____ Records for this exercise

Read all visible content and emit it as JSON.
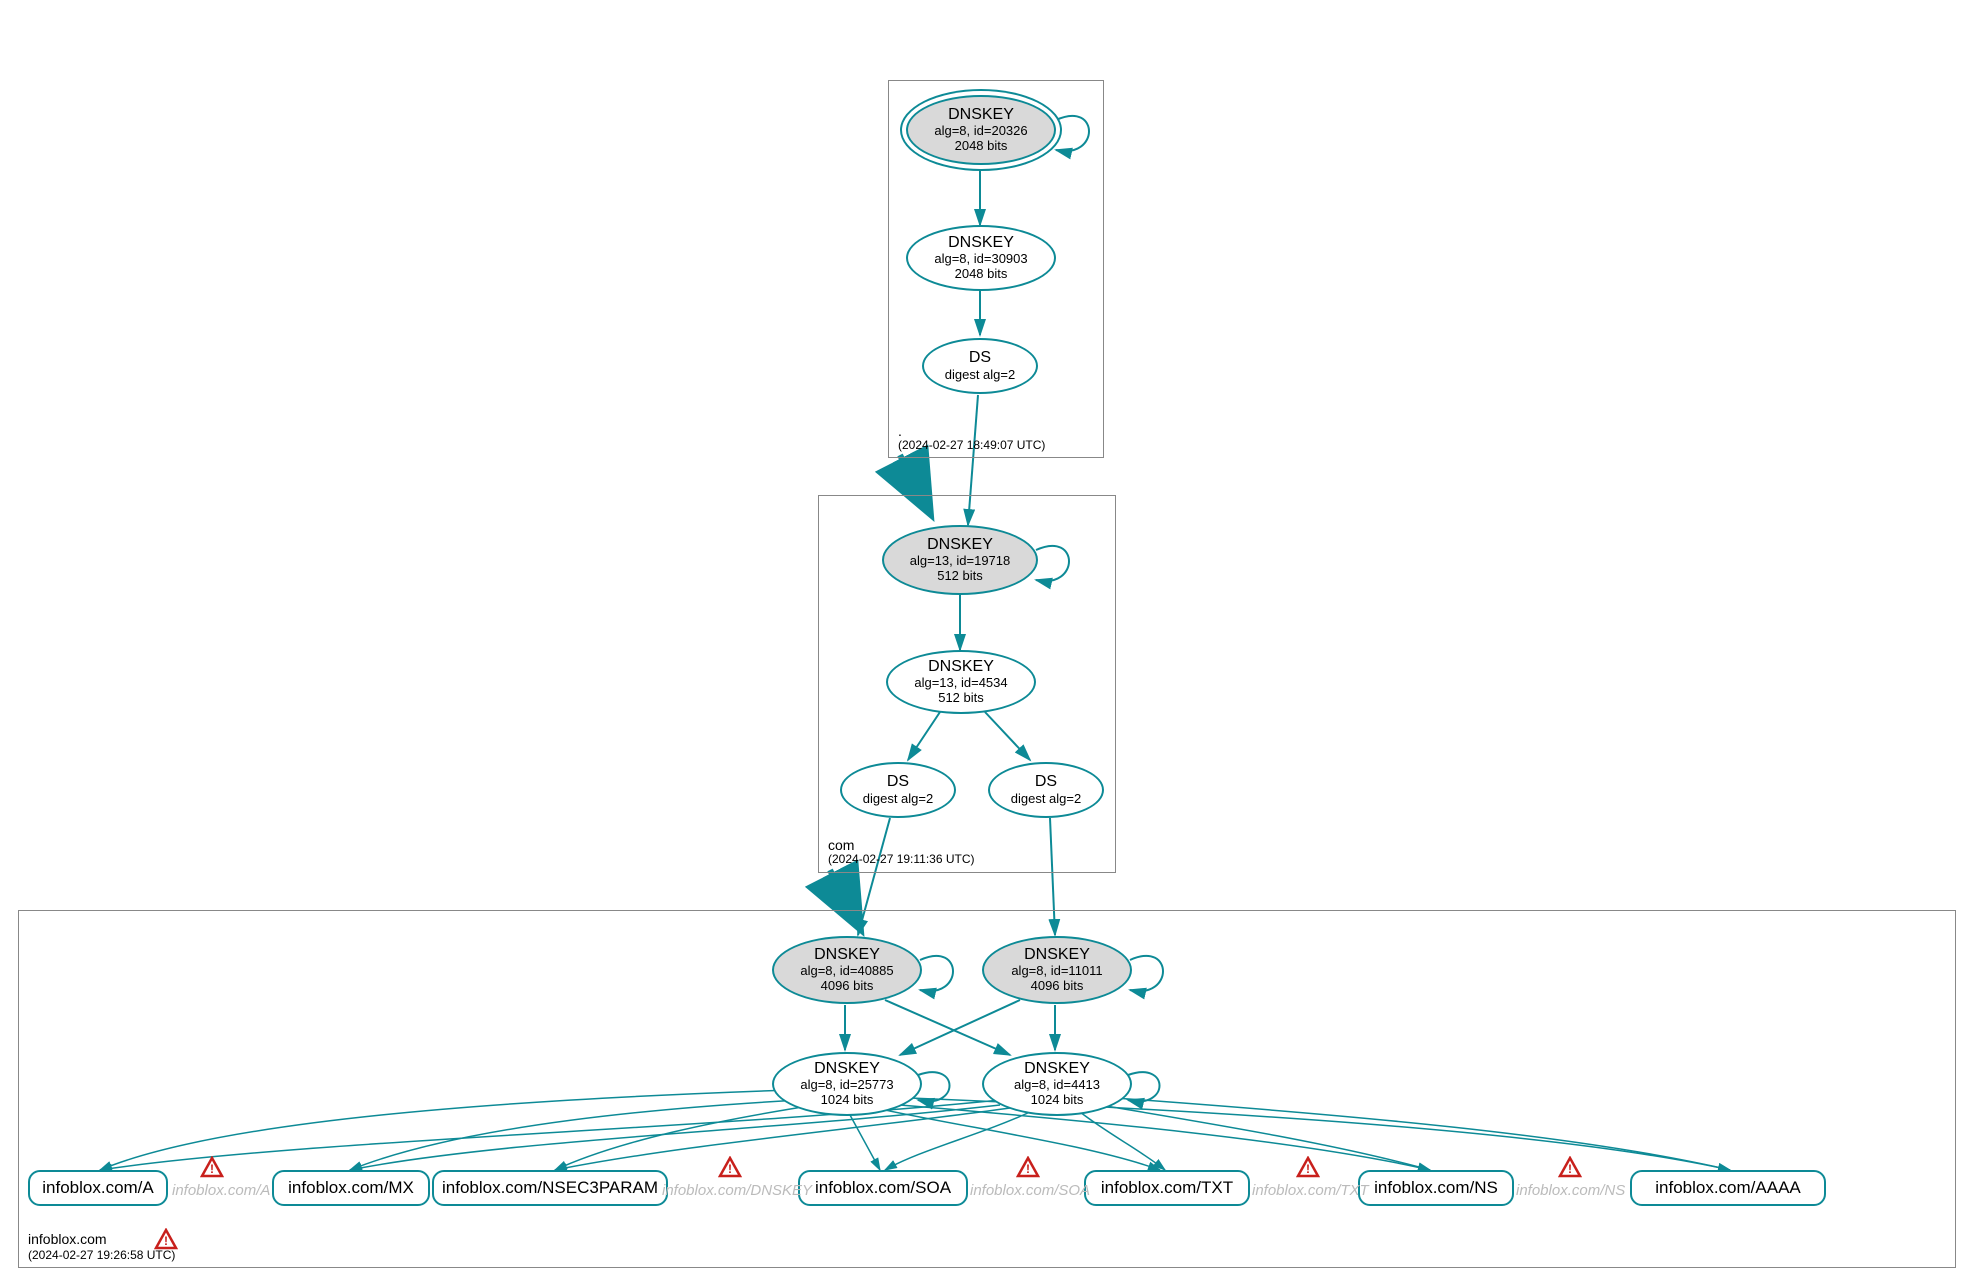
{
  "colors": {
    "edge": "#0d8a96",
    "warn_red": "#c8201c",
    "gray_fill": "#d9d9d9"
  },
  "zones": {
    "root": {
      "name": ".",
      "timestamp": "(2024-02-27 18:49:07 UTC)"
    },
    "com": {
      "name": "com",
      "timestamp": "(2024-02-27 19:11:36 UTC)"
    },
    "infoblox": {
      "name": "infoblox.com",
      "timestamp": "(2024-02-27 19:26:58 UTC)"
    }
  },
  "nodes": {
    "root_ksk": {
      "type": "DNSKEY",
      "detail": "alg=8, id=20326",
      "bits": "2048 bits"
    },
    "root_zsk": {
      "type": "DNSKEY",
      "detail": "alg=8, id=30903",
      "bits": "2048 bits"
    },
    "root_ds": {
      "type": "DS",
      "detail": "digest alg=2"
    },
    "com_ksk": {
      "type": "DNSKEY",
      "detail": "alg=13, id=19718",
      "bits": "512 bits"
    },
    "com_zsk": {
      "type": "DNSKEY",
      "detail": "alg=13, id=4534",
      "bits": "512 bits"
    },
    "com_ds1": {
      "type": "DS",
      "detail": "digest alg=2"
    },
    "com_ds2": {
      "type": "DS",
      "detail": "digest alg=2"
    },
    "ib_ksk1": {
      "type": "DNSKEY",
      "detail": "alg=8, id=40885",
      "bits": "4096 bits"
    },
    "ib_ksk2": {
      "type": "DNSKEY",
      "detail": "alg=8, id=11011",
      "bits": "4096 bits"
    },
    "ib_zsk1": {
      "type": "DNSKEY",
      "detail": "alg=8, id=25773",
      "bits": "1024 bits"
    },
    "ib_zsk2": {
      "type": "DNSKEY",
      "detail": "alg=8, id=4413",
      "bits": "1024 bits"
    }
  },
  "rrsets": {
    "a": "infoblox.com/A",
    "mx": "infoblox.com/MX",
    "nsec3": "infoblox.com/NSEC3PARAM",
    "soa": "infoblox.com/SOA",
    "txt": "infoblox.com/TXT",
    "ns": "infoblox.com/NS",
    "aaaa": "infoblox.com/AAAA"
  },
  "ghost_rrsets": {
    "a": "infoblox.com/A",
    "dnskey": "infoblox.com/DNSKEY",
    "soa": "infoblox.com/SOA",
    "txt": "infoblox.com/TXT",
    "ns": "infoblox.com/NS"
  }
}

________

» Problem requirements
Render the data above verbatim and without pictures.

» Result of the task
Read all visible content and emit it as JSON.
{
  "colors": {
    "edge": "#0d8a96",
    "warn_red": "#c8201c",
    "gray_fill": "#d9d9d9"
  },
  "zones": {
    "root": {
      "name": ".",
      "timestamp": "(2024-02-27 18:49:07 UTC)"
    },
    "com": {
      "name": "com",
      "timestamp": "(2024-02-27 19:11:36 UTC)"
    },
    "infoblox": {
      "name": "infoblox.com",
      "timestamp": "(2024-02-27 19:26:58 UTC)"
    }
  },
  "nodes": {
    "root_ksk": {
      "type": "DNSKEY",
      "detail": "alg=8, id=20326",
      "bits": "2048 bits"
    },
    "root_zsk": {
      "type": "DNSKEY",
      "detail": "alg=8, id=30903",
      "bits": "2048 bits"
    },
    "root_ds": {
      "type": "DS",
      "detail": "digest alg=2"
    },
    "com_ksk": {
      "type": "DNSKEY",
      "detail": "alg=13, id=19718",
      "bits": "512 bits"
    },
    "com_zsk": {
      "type": "DNSKEY",
      "detail": "alg=13, id=4534",
      "bits": "512 bits"
    },
    "com_ds1": {
      "type": "DS",
      "detail": "digest alg=2"
    },
    "com_ds2": {
      "type": "DS",
      "detail": "digest alg=2"
    },
    "ib_ksk1": {
      "type": "DNSKEY",
      "detail": "alg=8, id=40885",
      "bits": "4096 bits"
    },
    "ib_ksk2": {
      "type": "DNSKEY",
      "detail": "alg=8, id=11011",
      "bits": "4096 bits"
    },
    "ib_zsk1": {
      "type": "DNSKEY",
      "detail": "alg=8, id=25773",
      "bits": "1024 bits"
    },
    "ib_zsk2": {
      "type": "DNSKEY",
      "detail": "alg=8, id=4413",
      "bits": "1024 bits"
    }
  },
  "rrsets": {
    "a": "infoblox.com/A",
    "mx": "infoblox.com/MX",
    "nsec3": "infoblox.com/NSEC3PARAM",
    "soa": "infoblox.com/SOA",
    "txt": "infoblox.com/TXT",
    "ns": "infoblox.com/NS",
    "aaaa": "infoblox.com/AAAA"
  },
  "ghost_rrsets": {
    "a": "infoblox.com/A",
    "dnskey": "infoblox.com/DNSKEY",
    "soa": "infoblox.com/SOA",
    "txt": "infoblox.com/TXT",
    "ns": "infoblox.com/NS"
  }
}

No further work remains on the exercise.